‘Thank you for smoking’ is the reason I got into PR/comms. I was intrigued and to put it bluntly, impressed by the way that Eckhart’s character could defend the indefensible and at the time as a naïve university student with no PR experience, I would have argued to the death that every organization deserves a voice whether it be Big Tobacco, or the NRA or even a website devoted entirely to facilitating extramarital affairs – Ashley Madison.
As a person in Tech PR, the Ashley Madison scandal has absolutely fascinated me on two accounts. I’m astounded that such a professional corporation could be so brazenly hacked – that’s the infosec in me coming out. Moreso, I am eagerly spectating various debates online and in real life that attempt to agree on one thing. Would you work for Ashley Madison?
The 21 year old me, fresh from watching the charismatic Eckhart in ‘Thank you for smoking’ would have answered with a resounding yes. Don’t get me wrong, I have always found the site deplorable but my naïve self once believed that every person and organization deserved a voice. I thought being a mercenary was cool. And then I grew up.
As a PR person our worth is dictated by some pretty important attributes. Firstly, trust. A PR person needs to be trustworthy, we need the media to trust in us and we need our clients to trust in us. Could you really expect a client to trust you when you are advocating a service built entirely upon distrust.

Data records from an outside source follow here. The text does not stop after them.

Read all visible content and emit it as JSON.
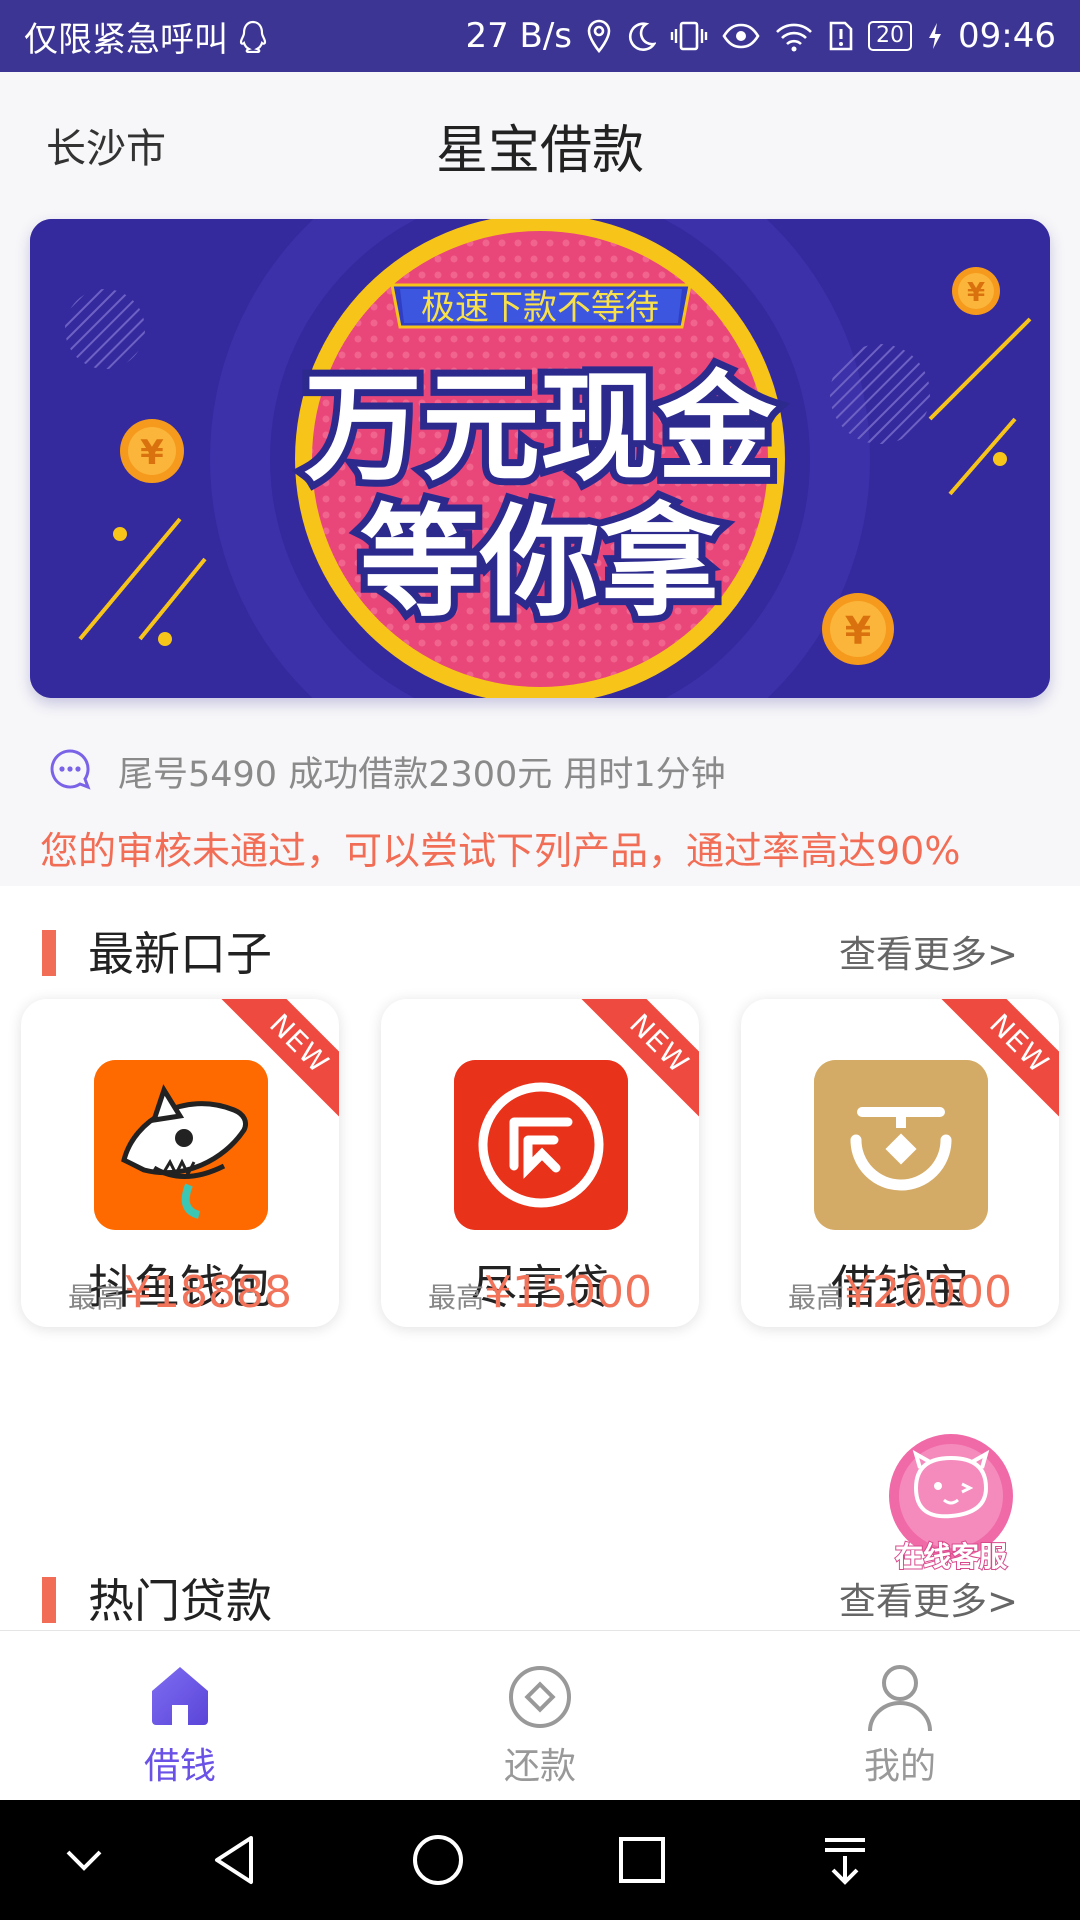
{
  "status_bar": {
    "carrier": "仅限紧急呼叫",
    "speed": "27 B/s",
    "battery": "20",
    "time": "09:46"
  },
  "header": {
    "city": "长沙市",
    "title": "星宝借款"
  },
  "banner": {
    "tagline": "极速下款不等待",
    "line1": "万元现金",
    "line2": "等你拿"
  },
  "notice": {
    "text": "尾号5490 成功借款2300元 用时1分钟"
  },
  "warning": "您的审核未通过，可以尝试下列产品，通过率高达90%",
  "latest": {
    "title": "最新口子",
    "more": "查看更多>",
    "badge": "NEW",
    "items": [
      {
        "name": "抖鱼钱包",
        "prefix": "最高",
        "amount": "¥18888",
        "color": "#ff6a00"
      },
      {
        "name": "尽享贷",
        "prefix": "最高",
        "amount": "¥15000",
        "color": "#e8321a"
      },
      {
        "name": "借钱宝",
        "prefix": "最高",
        "amount": "¥20000",
        "color": "#d4ab66"
      }
    ]
  },
  "hot": {
    "title": "热门贷款",
    "more": "查看更多>"
  },
  "service": {
    "label": "在线客服"
  },
  "tabs": [
    {
      "label": "借钱",
      "icon": "home-icon",
      "active": true
    },
    {
      "label": "还款",
      "icon": "repay-icon",
      "active": false
    },
    {
      "label": "我的",
      "icon": "profile-icon",
      "active": false
    }
  ],
  "colors": {
    "brand": "#6a52e6",
    "status_bar": "#3c3594",
    "accent": "#f26d55"
  }
}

Secondly, pride. I am extremely proud of the clients I work on. I think they are all doing amazing things, some are literally changing the world for the better. My belief in what these clients do enables me to have spirited conversations with media and empowers me to tell their story to world. Journalists are pretty clever people, most have them have a strong eye for bullshit and to be telling a story that, as a representative you didn’t believe in would be opening yourself up for ridicule.
And thirdly, our own reputation and brand. Ultimately, our client list becomes a pretty strong indication of the company we keep and I personally take my own personal brand pretty seriously.
So, no. I would not work for Ashley Madison. I believe it goes against my own professional and personal brand which is based on trust and a belief in what I do. However, if your personal brand is one built on defending the indefensible or selling ice to the eskimos maybe you disagree?
Written by Sam Cox, Account Manager – Howorth Communications